BEGIN Data records

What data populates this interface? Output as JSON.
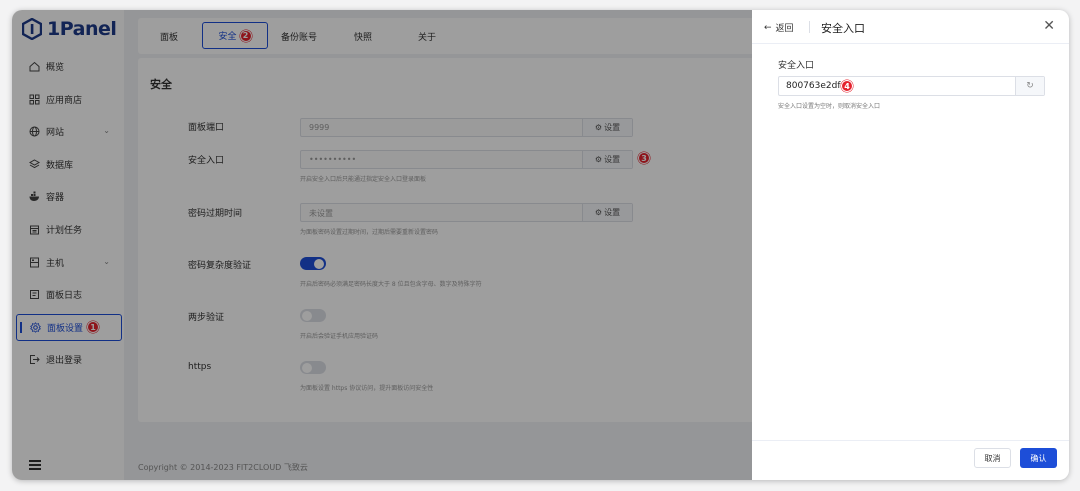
{
  "app": {
    "logo_text": "1Panel"
  },
  "sidebar": {
    "items": [
      {
        "label": "概览",
        "icon": "home-icon",
        "has_chevron": false
      },
      {
        "label": "应用商店",
        "icon": "grid-icon",
        "has_chevron": false
      },
      {
        "label": "网站",
        "icon": "globe-icon",
        "has_chevron": true
      },
      {
        "label": "数据库",
        "icon": "layers-icon",
        "has_chevron": false
      },
      {
        "label": "容器",
        "icon": "docker-icon",
        "has_chevron": false
      },
      {
        "label": "计划任务",
        "icon": "calendar-icon",
        "has_chevron": false
      },
      {
        "label": "主机",
        "icon": "server-icon",
        "has_chevron": true
      },
      {
        "label": "面板日志",
        "icon": "log-icon",
        "has_chevron": false
      },
      {
        "label": "面板设置",
        "icon": "gear-icon",
        "has_chevron": false,
        "active": true,
        "badge": "1"
      },
      {
        "label": "退出登录",
        "icon": "logout-icon",
        "has_chevron": false
      }
    ]
  },
  "tabs": [
    {
      "label": "面板"
    },
    {
      "label": "安全",
      "active": true,
      "badge": "2"
    },
    {
      "label": "备份账号"
    },
    {
      "label": "快照"
    },
    {
      "label": "关于"
    }
  ],
  "security": {
    "title": "安全",
    "panel_port": {
      "label": "面板端口",
      "value": "9999",
      "button": "设置"
    },
    "security_entrance": {
      "label": "安全入口",
      "value": "••••••••••",
      "button": "设置",
      "badge": "3",
      "hint": "开启安全入口后只能通过指定安全入口登录面板"
    },
    "password_expire": {
      "label": "密码过期时间",
      "value": "未设置",
      "button": "设置",
      "hint": "为面板密码设置过期时间，过期后需要重新设置密码"
    },
    "password_complexity": {
      "label": "密码复杂度验证",
      "enabled": true,
      "hint": "开启后密码必须满足密码长度大于 8 位且包含字母、数字及特殊字符"
    },
    "two_step": {
      "label": "两步验证",
      "enabled": false,
      "hint": "开启后会验证手机应用验证码"
    },
    "https": {
      "label": "https",
      "enabled": false,
      "hint": "为面板设置 https 协议访问，提升面板访问安全性"
    }
  },
  "footer": {
    "copyright": "Copyright © 2014-2023 FIT2CLOUD 飞致云"
  },
  "drawer": {
    "back_label": "返回",
    "title": "安全入口",
    "field_label": "安全入口",
    "field_value": "800763e2df",
    "field_badge": "4",
    "hint": "安全入口设置为空时，则取消安全入口",
    "cancel_label": "取消",
    "confirm_label": "确认"
  },
  "colors": {
    "accent": "#1d4ed8",
    "badge": "#e5212d"
  }
}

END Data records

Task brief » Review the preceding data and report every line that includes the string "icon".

Task result »
        "icon": "home-icon",
        "icon": "grid-icon",
        "icon": "globe-icon",
        "icon": "layers-icon",
        "icon": "docker-icon",
        "icon": "calendar-icon",
        "icon": "server-icon",
        "icon": "log-icon",
        "icon": "gear-icon",
        "icon": "logout-icon",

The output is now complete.